The Cotswolds is your Downton Abbey dreams come to life. The picturesque villages with pretty cottages and beautiful estates look like the backdrops to the popular BBC series. Not surprisingly, it’s a popular secondary residence for any British celebrity you could possibly think of–Kate Moss, Kate Winslet, Hugh Grant, etc. With lots of money to throw around, there are a number of posh restaurants in the area where you can eat fancy pub food in glamorous country dining halls. Normally high-end dining and young children don’t mix, but at The Wild Rabbit, a beautiful British inn owned by woman–a noblewoman, of course–named Lady Carole Bamford, “well-behaved children of any age” are welcome, and they even offered a children’s menu at the restaurant. I was beyond excited by the idea that I could bring my babies to a nice tasting meal at a Michelin caliber restaurant, because how often is that even possible or allowed? I immediately booked The Wild Rabbit lunch tasting for the 5 of us.Read More
We decided to travel to London with our two very young children (5 months and 22 months), and I was determined not to water down our itinerary with bad, family-oriented chain restaurants and trips to the playground. I wanted to do the things that I as an adult would want to do, with some slight modifications. Luckily, London was perfect for this. The city in general is extremely baby friendly, and youngsters are welcome at the major cultural attractions. And I was most impressed by and grateful for the baby friendly attitudes at restaurants. We went to real restaurants that were Michelin caliber, not some Rainforest Cafe or a Zizzi, and they all had highchairs and greeted our little ones with a smile. It was a refreshing change from the attitudes in New York restaurants, where the staff will usually greet babies with either panic or judgmental side-eye, because they would rather not have them there at all. I already loved London to begin with, and now it holds an even more special place in my heart because it was so nice to the babies! If you plan on taking your little ones on a weekend getaway to London, you can reference the following itinerary for some ideas. You can be sure it will include cultural activities and real meals that both adults and children will enjoy.Read More
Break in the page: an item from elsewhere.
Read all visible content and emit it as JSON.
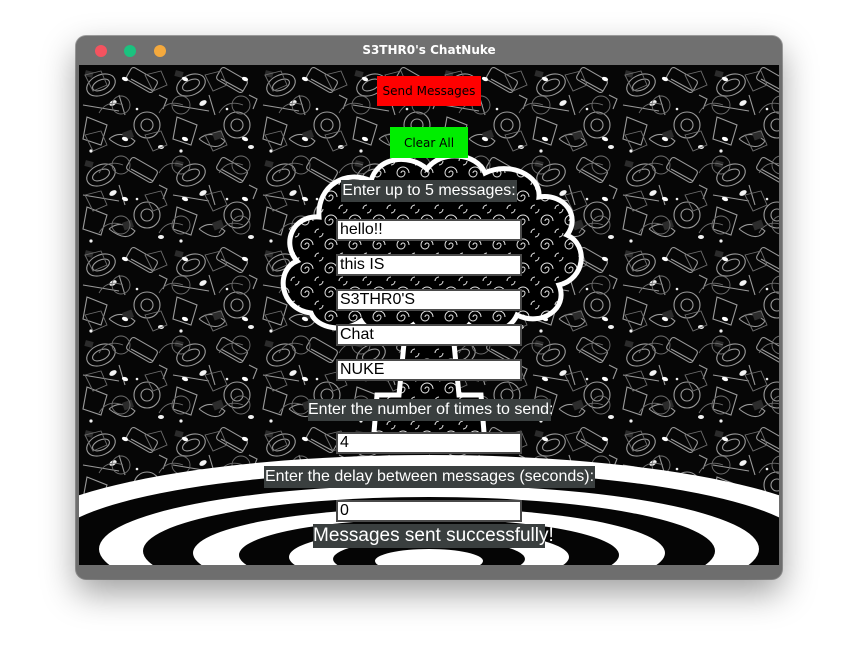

Airlines really have a way of putting you in your place when it comes to checking into your flight. Group 1 is never group 1 – the true group 1 is reserved for elite customers who have flown enough and paid enough money to the airline to earn the privilege of bypassing the normal queue. And if you’re in a group lower than that, you’re not even a real person, are you?
It used to be the case that getting access to the airport lounge could make you feel somewhat special. But even lounges come in tiers. United, for instance, operates two: a sad lounge for the masses, crammed with people eating pretzels and hummus, and a much nicer Polaris lounge reserved for those first class jet setters with status. It’s always a sad, humbling moment when you accidentally walk into the Polaris lounge, only to be turned away and redirected to the other one. If you’re lucky enough to be a part of the group that’s allowed into the United Polaris Lounge in Newark Airport, you’ll probably notice that it offers sit-down meal service, free of charge. Because self-service, buffet style dining is for the masses, the 1% have someone else serve them.Read More
Summer life in the city seems to revolve around rooftops. The lines to gain entry into one are annoyingly long, and the fake hype that the doorman tries to drum up about the rooftop being at capacity is especially irritating. Luckily the secret’s not out yet about the rooftop at Sister City, a new hotel that opened recently in LES. It’s similar to other Millennial branded hospitality concepts like the Hoxton or the Public, where the emphasis is more on living your best life outside of the room, which is small, clean and functional, but not much more, and to spend your time on-site at the hotel’s attractive, communal spaces.
Eating well in Paris isn’t hard to do, but there are many ways to do it. You could go big and do something fancy at Alain Ducasse or nosh your way through croissants, cheese and tasty snacks. This guide to Paris is for those who like something more casual, the people who are fans of going to a bar with some atmosphere that also happens to make very good food, where you don’t have to dress up, and you can be in and out in less than 2 hours. Paris has perfected this style of eating, and so, with one exception, here’s a list of some places that do this very well.